(Born East Bergholt, Suffolk, 11 June 1776; died Hampstead, Middlesex [now in London], 31 March/1 April 1837). English painter, ranked with his contemporary Turner as one of the two greatest figures in the history of British landscape painting. Both of them brought a new freedom and inventiveness to their subject and they had a good deal of mutual respect. However, their temperaments and goals differed greatly and their careers were strongly contrasting. Whereas Turner was precocious and soon achieved critical and financial success, Constable was slow to mature and had difficulty in making a name in England (he was more appreciated in France).
Constable's early work was strongly influenced by Gainsborough (likewise a native of Suffolk) and by 17th-century Dutch landscape painting (he revered Ruisdael in particular). However, he developed a highly personal approach by trying to communicate the feelings he felt in front of nature, conveying a sense—in his own words—of ‘light, dews, breezes, bloom’. Just as his contemporary William Wordsworth rejected what he called the ‘poetic diction’ of his predecessors, so Constable turned away from the pictorial conventions of 18th-century landscape painters, who, he said, were always ‘running after pictures and seeking the truth at second hand’. He thought that ‘No two days are alike, nor even two hours; neither were there ever two leaves of a tree alike since the creation of the world.’ In contrast to the much-travelled Turner, he never went abroad, and his finest works are of the places he knew and loved best, particularly Suffolk and Hampstead (at this time a village north of London), where he lived from 1821. To render the changing effects of light and weather he abandoned traditional ideals of smooth finish, using rough, vigorous brushwork to suggest the sparkle of sunlight, the movement of clouds across the sky, or the drama of storms. To many contemporaries his work looked unfinished, but Henry Fuseli was among those who applauded the freshness of his approach: C. R. Leslie records him as saying, ‘I like de landscapes of Constable; he is always picturesque, of a fine colour, and de lights always in de right places; but he makes me call for my greatcoat and umbrella.’

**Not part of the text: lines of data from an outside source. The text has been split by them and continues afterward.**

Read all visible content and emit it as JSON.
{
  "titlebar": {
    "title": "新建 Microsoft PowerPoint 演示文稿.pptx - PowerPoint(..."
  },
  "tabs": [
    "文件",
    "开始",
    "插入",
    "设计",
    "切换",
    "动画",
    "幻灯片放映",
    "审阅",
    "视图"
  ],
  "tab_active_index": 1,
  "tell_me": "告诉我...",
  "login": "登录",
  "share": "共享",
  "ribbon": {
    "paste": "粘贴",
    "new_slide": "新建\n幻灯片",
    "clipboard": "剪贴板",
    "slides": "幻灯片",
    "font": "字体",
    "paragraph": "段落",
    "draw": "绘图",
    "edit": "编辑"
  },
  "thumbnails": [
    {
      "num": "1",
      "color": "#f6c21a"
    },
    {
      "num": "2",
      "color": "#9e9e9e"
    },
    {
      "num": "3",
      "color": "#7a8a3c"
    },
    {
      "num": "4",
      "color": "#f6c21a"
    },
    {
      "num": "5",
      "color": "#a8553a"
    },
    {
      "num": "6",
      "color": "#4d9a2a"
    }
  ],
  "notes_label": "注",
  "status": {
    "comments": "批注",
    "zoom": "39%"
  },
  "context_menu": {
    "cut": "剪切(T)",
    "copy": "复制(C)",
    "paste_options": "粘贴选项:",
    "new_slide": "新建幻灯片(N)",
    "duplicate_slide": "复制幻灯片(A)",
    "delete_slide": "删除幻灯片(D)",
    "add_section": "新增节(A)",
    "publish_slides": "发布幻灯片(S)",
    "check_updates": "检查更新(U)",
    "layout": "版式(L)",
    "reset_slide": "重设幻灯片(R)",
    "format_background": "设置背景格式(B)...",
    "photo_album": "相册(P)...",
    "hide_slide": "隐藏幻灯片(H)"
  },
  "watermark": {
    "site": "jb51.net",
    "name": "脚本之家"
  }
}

Constable worked extensively in the open air, sketching in oils, but his finished pictures were produced in the studio. For his most ambitious works—‘six-footers’ as he called them—he followed the unusual technical procedure of making a full-size oil sketch, and recently there has been a tendency to praise these even more highly than the finished works because of their boldness and freedom of brushwork. (The full-size sketch for The Hay Wain is in the V&A, London, which has the largest collection of Constable's work.) In England Constable had no real successor and the many imitators (who included his son Lionel, 1825–87) turned rather to the formal compositions than to the more direct sketches. In France, however, he was a major influence on Romantic painters such as Delacroix and on the members of the Barbizon School.
Text source: The Oxford Dictionary of Art and Artists (Oxford University Press)